_Exercise objective_. A verbatim copy of the whole listing is what is needed.

---+---

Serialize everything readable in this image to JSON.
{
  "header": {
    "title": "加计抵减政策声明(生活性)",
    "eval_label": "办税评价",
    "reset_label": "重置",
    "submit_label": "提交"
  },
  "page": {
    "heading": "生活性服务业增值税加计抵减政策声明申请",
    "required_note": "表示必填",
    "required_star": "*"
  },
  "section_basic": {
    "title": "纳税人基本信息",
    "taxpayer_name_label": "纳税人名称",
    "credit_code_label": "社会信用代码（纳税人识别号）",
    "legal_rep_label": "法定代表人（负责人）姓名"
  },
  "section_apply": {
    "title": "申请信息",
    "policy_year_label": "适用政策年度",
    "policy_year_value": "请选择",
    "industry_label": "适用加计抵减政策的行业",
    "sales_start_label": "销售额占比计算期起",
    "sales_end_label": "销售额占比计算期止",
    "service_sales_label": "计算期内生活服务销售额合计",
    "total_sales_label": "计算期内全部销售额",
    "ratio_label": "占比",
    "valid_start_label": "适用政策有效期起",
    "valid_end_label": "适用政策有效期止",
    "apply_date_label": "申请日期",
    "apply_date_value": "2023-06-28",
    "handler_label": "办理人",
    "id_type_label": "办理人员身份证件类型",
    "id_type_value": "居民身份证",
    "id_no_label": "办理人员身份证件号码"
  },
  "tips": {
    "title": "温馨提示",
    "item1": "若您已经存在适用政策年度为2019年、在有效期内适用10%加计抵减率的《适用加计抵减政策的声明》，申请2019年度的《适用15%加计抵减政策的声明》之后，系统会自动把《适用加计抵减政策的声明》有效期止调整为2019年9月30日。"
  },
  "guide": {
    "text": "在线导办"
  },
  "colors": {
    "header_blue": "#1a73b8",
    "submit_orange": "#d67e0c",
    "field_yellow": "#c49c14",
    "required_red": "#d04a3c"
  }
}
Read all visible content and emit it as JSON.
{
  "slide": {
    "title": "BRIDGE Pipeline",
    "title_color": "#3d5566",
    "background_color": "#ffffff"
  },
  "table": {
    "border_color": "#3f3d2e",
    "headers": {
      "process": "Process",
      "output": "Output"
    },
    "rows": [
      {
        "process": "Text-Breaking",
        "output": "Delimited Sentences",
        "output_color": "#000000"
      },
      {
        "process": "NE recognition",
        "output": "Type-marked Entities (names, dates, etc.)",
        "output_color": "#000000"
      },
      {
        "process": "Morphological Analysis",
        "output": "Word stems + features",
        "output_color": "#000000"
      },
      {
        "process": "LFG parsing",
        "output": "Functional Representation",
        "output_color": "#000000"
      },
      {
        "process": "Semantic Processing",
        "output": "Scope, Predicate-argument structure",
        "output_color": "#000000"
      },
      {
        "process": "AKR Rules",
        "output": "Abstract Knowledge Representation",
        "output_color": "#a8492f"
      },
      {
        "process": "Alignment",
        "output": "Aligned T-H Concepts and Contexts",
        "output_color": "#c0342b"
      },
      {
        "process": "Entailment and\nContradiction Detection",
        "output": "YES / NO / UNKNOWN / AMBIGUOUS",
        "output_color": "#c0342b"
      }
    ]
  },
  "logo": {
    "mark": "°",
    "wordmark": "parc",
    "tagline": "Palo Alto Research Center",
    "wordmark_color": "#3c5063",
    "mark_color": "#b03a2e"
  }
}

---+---

_Answer box_.
Serialize everything readable in this image to JSON.
{
  "header": {
    "title": "加计抵减政策声明(生活性)",
    "eval_label": "办税评价",
    "reset_label": "重置",
    "submit_label": "提交"
  },
  "page": {
    "heading": "生活性服务业增值税加计抵减政策声明申请",
    "required_note": "表示必填",
    "required_star": "*"
  },
  "section_basic": {
    "title": "纳税人基本信息",
    "taxpayer_name_label": "纳税人名称",
    "credit_code_label": "社会信用代码（纳税人识别号）",
    "legal_rep_label": "法定代表人（负责人）姓名"
  },
  "section_apply": {
    "title": "申请信息",
    "policy_year_label": "适用政策年度",
    "policy_year_value": "请选择",
    "industry_label": "适用加计抵减政策的行业",
    "sales_start_label": "销售额占比计算期起",
    "sales_end_label": "销售额占比计算期止",
    "service_sales_label": "计算期内生活服务销售额合计",
    "total_sales_label": "计算期内全部销售额",
    "ratio_label": "占比",
    "valid_start_label": "适用政策有效期起",
    "valid_end_label": "适用政策有效期止",
    "apply_date_label": "申请日期",
    "apply_date_value": "2023-06-28",
    "handler_label": "办理人",
    "id_type_label": "办理人员身份证件类型",
    "id_type_value": "居民身份证",
    "id_no_label": "办理人员身份证件号码"
  },
  "tips": {
    "title": "温馨提示",
    "item1": "若您已经存在适用政策年度为2019年、在有效期内适用10%加计抵减率的《适用加计抵减政策的声明》，申请2019年度的《适用15%加计抵减政策的声明》之后，系统会自动把《适用加计抵减政策的声明》有效期止调整为2019年9月30日。"
  },
  "guide": {
    "text": "在线导办"
  },
  "colors": {
    "header_blue": "#1a73b8",
    "submit_orange": "#d67e0c",
    "field_yellow": "#c49c14",
    "required_red": "#d04a3c"
  }
}
Read all visible content and emit it as JSON.
{
  "slide": {
    "title": "BRIDGE Pipeline",
    "title_color": "#3d5566",
    "background_color": "#ffffff"
  },
  "table": {
    "border_color": "#3f3d2e",
    "headers": {
      "process": "Process",
      "output": "Output"
    },
    "rows": [
      {
        "process": "Text-Breaking",
        "output": "Delimited Sentences",
        "output_color": "#000000"
      },
      {
        "process": "NE recognition",
        "output": "Type-marked Entities (names, dates, etc.)",
        "output_color": "#000000"
      },
      {
        "process": "Morphological Analysis",
        "output": "Word stems + features",
        "output_color": "#000000"
      },
      {
        "process": "LFG parsing",
        "output": "Functional Representation",
        "output_color": "#000000"
      },
      {
        "process": "Semantic Processing",
        "output": "Scope, Predicate-argument structure",
        "output_color": "#000000"
      },
      {
        "process": "AKR Rules",
        "output": "Abstract Knowledge Representation",
        "output_color": "#a8492f"
      },
      {
        "process": "Alignment",
        "output": "Aligned T-H Concepts and Contexts",
        "output_color": "#c0342b"
      },
      {
        "process": "Entailment and\nContradiction Detection",
        "output": "YES / NO / UNKNOWN / AMBIGUOUS",
        "output_color": "#c0342b"
      }
    ]
  },
  "logo": {
    "mark": "°",
    "wordmark": "parc",
    "tagline": "Palo Alto Research Center",
    "wordmark_color": "#3c5063",
    "mark_color": "#b03a2e"
  }
}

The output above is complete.